Jacob Sullum wrote the other day about the successful recall of two pro-gun control politicians in Colorado. Molly Ball in the Atlantic sees this as proof that not even a year after Newtown, gun control is once again dead:
Advocates needed to send a signal that politicians could vote for gun control without fear of ending their careers. Instead, they sent the opposite message. Now risk-averse pols, already all too aware of the culture-war baggage the gun issue has historically carried, will have no incentive to put their political futures in jeopardy by proposing or supporting gun-control legislation. Indeed, it doesn't seem far-fetched to think that gun control might go back into the policy deep-freeze where Democrats had it stowed for most of the last 10 years……
The supposedly new-and-improved gun-control lobby was convinced that conventional wisdom was out of date. It set out to convince politicians that the landscape had changed. It had a less inflammatory message and more modest goals than the would-be gun-prohibitionists of the 1980s and '90s. It had a public that seemed galvanized by the shootings in Tucson and Aurora and Newtown, and polling data that seemed to show voters overwhelmingly supportive of its aims….
But there was still one thing they needed to prove. They needed to prove that they could protect the lawmakers whom they coaxed out on a limb. On Tuesday, they failed that test. Future lawmakers facing similar votes aren't going to care about the particulars; they're going to look at John Morse and Angela Giron and think, That's going to be me. No thanks.
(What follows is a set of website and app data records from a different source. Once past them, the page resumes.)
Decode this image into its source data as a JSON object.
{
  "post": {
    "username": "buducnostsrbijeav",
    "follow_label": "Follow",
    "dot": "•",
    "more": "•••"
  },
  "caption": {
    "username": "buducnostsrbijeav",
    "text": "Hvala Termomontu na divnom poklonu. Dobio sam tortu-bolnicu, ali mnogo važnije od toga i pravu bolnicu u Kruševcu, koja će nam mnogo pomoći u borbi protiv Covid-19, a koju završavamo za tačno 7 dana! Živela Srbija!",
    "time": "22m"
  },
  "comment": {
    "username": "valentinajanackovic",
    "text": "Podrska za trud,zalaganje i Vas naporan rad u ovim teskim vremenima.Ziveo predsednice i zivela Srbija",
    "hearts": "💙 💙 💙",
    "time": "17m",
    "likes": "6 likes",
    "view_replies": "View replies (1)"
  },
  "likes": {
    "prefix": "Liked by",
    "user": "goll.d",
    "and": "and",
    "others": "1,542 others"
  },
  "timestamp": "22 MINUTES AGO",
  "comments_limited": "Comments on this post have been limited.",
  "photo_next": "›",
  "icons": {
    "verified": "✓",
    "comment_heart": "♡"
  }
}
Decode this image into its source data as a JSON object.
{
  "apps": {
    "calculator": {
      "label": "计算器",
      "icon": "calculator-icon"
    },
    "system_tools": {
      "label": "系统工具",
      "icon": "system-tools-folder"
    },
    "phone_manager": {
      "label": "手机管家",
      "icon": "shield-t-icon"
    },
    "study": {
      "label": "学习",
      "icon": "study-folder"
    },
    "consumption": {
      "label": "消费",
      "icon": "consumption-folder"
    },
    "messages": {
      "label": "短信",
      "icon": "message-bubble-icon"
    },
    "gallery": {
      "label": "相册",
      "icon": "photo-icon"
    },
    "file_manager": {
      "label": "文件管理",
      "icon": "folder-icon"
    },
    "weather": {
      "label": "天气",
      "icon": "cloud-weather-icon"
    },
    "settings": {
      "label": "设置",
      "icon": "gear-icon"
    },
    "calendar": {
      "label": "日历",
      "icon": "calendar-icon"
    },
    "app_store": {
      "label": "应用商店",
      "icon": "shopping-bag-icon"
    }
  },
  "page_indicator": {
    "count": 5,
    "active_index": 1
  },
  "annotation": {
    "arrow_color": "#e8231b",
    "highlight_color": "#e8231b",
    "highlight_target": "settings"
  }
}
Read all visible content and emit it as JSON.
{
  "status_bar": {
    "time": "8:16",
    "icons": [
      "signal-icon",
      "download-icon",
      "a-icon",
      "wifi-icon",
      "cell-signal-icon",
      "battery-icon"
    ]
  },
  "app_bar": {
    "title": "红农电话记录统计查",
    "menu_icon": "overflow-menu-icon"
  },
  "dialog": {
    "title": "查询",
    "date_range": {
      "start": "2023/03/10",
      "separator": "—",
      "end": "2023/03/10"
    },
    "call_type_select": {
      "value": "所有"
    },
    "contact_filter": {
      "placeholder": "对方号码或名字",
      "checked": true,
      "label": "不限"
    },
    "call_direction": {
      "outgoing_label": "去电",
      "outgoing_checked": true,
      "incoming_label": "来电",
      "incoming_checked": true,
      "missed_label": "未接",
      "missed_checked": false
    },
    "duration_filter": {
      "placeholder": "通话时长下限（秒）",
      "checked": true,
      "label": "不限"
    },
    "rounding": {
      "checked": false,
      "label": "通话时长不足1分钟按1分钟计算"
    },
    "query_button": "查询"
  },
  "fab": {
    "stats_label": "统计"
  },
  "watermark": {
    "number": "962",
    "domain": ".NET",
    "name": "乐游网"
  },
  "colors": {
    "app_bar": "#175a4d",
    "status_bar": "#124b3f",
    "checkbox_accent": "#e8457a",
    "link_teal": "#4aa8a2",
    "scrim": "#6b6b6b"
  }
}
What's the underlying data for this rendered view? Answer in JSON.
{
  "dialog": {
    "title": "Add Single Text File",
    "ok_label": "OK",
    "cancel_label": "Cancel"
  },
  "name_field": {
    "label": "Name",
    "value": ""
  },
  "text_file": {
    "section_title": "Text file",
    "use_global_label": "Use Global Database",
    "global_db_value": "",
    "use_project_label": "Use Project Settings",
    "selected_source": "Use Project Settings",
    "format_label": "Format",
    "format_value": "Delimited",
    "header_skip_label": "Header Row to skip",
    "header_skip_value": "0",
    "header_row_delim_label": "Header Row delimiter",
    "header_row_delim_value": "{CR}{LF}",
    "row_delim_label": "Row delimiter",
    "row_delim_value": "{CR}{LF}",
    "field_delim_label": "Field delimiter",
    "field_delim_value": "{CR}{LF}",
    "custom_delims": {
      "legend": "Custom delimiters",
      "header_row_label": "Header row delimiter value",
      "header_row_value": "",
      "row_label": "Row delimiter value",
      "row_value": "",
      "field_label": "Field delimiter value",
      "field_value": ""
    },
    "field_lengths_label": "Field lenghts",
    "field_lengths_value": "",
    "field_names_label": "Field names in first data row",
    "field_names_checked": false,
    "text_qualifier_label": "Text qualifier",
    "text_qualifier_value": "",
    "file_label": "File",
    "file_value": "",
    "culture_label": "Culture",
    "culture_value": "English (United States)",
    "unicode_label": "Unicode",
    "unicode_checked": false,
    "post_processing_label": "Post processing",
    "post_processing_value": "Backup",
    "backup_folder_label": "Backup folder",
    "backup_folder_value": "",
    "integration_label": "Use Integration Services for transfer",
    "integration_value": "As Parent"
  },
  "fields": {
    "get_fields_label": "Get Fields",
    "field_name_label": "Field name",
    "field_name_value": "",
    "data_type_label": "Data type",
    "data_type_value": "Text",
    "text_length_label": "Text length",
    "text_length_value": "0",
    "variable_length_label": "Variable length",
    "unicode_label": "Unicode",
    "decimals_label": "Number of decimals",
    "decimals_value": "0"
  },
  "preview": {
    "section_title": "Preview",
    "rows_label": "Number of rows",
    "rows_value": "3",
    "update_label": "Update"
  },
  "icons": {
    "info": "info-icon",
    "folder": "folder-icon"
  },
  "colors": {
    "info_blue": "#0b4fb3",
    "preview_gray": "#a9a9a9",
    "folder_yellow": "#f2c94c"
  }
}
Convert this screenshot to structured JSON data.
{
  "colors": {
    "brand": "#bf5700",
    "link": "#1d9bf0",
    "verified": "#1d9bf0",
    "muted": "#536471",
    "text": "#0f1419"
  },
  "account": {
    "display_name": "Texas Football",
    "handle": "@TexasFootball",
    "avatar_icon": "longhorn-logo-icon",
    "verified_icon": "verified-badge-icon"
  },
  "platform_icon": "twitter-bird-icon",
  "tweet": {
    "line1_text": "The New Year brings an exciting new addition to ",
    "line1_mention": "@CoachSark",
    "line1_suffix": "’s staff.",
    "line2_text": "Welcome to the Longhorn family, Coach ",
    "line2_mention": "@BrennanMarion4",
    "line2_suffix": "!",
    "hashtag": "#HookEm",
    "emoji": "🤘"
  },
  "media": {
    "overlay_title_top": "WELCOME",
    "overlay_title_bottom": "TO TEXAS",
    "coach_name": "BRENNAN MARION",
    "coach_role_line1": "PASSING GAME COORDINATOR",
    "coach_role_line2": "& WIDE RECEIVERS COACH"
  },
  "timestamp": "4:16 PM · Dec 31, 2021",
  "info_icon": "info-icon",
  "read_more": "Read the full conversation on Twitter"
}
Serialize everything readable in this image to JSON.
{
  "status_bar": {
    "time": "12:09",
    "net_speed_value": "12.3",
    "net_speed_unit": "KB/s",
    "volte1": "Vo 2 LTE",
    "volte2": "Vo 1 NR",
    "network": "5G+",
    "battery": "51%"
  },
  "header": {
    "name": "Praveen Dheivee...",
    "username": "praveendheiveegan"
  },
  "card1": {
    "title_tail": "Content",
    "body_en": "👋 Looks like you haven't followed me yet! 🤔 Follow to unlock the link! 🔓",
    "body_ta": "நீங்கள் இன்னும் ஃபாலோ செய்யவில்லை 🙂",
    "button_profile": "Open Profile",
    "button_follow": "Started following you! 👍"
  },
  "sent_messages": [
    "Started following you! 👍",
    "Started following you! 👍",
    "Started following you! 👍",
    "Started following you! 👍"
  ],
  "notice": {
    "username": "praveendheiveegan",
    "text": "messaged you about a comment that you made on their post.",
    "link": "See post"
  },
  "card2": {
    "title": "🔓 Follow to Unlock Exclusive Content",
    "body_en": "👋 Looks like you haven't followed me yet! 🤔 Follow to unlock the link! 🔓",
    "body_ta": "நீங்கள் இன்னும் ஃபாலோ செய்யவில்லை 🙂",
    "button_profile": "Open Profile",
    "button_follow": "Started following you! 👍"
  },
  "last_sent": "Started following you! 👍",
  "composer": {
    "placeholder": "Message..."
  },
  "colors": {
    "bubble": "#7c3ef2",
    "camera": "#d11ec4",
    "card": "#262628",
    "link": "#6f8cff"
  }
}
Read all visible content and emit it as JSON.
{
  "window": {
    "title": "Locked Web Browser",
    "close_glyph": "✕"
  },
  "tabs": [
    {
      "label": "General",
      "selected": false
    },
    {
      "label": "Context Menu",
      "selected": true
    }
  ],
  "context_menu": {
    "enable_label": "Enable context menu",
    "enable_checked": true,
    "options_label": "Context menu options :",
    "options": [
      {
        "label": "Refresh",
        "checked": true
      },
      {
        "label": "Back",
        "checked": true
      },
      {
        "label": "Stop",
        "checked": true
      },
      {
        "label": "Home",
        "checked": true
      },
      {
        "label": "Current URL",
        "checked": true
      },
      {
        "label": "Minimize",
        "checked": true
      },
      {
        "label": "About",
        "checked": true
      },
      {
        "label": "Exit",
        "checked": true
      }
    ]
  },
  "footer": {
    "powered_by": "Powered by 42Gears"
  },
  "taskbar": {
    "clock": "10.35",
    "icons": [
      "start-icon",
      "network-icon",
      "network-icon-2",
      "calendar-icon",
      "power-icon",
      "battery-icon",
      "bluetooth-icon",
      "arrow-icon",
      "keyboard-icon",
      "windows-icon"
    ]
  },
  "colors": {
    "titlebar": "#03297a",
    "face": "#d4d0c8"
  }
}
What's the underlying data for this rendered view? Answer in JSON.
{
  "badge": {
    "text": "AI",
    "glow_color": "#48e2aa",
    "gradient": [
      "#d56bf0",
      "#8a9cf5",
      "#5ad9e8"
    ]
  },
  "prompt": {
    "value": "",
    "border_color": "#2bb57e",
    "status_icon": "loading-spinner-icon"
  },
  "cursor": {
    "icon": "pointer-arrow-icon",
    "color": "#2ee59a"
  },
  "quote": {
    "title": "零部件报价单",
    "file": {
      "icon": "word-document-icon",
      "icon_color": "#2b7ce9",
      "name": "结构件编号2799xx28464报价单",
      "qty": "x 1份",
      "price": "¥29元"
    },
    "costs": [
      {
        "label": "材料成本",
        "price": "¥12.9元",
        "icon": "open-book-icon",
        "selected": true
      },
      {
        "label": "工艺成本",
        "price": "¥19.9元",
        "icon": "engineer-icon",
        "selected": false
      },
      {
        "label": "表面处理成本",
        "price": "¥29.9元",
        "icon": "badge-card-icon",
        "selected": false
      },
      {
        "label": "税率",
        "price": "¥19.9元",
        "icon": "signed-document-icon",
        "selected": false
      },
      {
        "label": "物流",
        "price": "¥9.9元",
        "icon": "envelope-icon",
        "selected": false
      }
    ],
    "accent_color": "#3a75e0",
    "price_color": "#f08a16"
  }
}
I had what seemed to be the crummy timing of having an article headlined "Gun Control R.I.P." appear a week or so before the Newtown shooting, and many correspondents thought it worthwhile to take the time to let me know exactly how obviously wrong and crazy I was. I believed before Newtown, and believe even more now, that the politics of gun control have–rightly–become resistant to whipsawing based on a random outlying tragedy.
Similarly, I'm not as confident as Ball is that local and state politics everywhere re: guns are so similar to Colorado's that this week's recall proves that no politician will dare be anti-gun in the near future. (As she points out, the gun control laws that Morse and Giron were removed over are still in force.)
There is a significant and impassioned group of activist and policy entrepreneurs and politicians who very much want to pass more restrictive gun laws, and they won't disappear, and they might even continue to have small local victories.
But for all the same reasons I wrote about before Newtown, I don't expect them to be very successful nationally or for long. Not because of the unique power of the gun lobby, but because most Americans understand both the constitutional and prudential reasons for allowing individuals to own common means of self-defense and pleasure.
My book on the politics and law of gun control, Gun Control on Trial.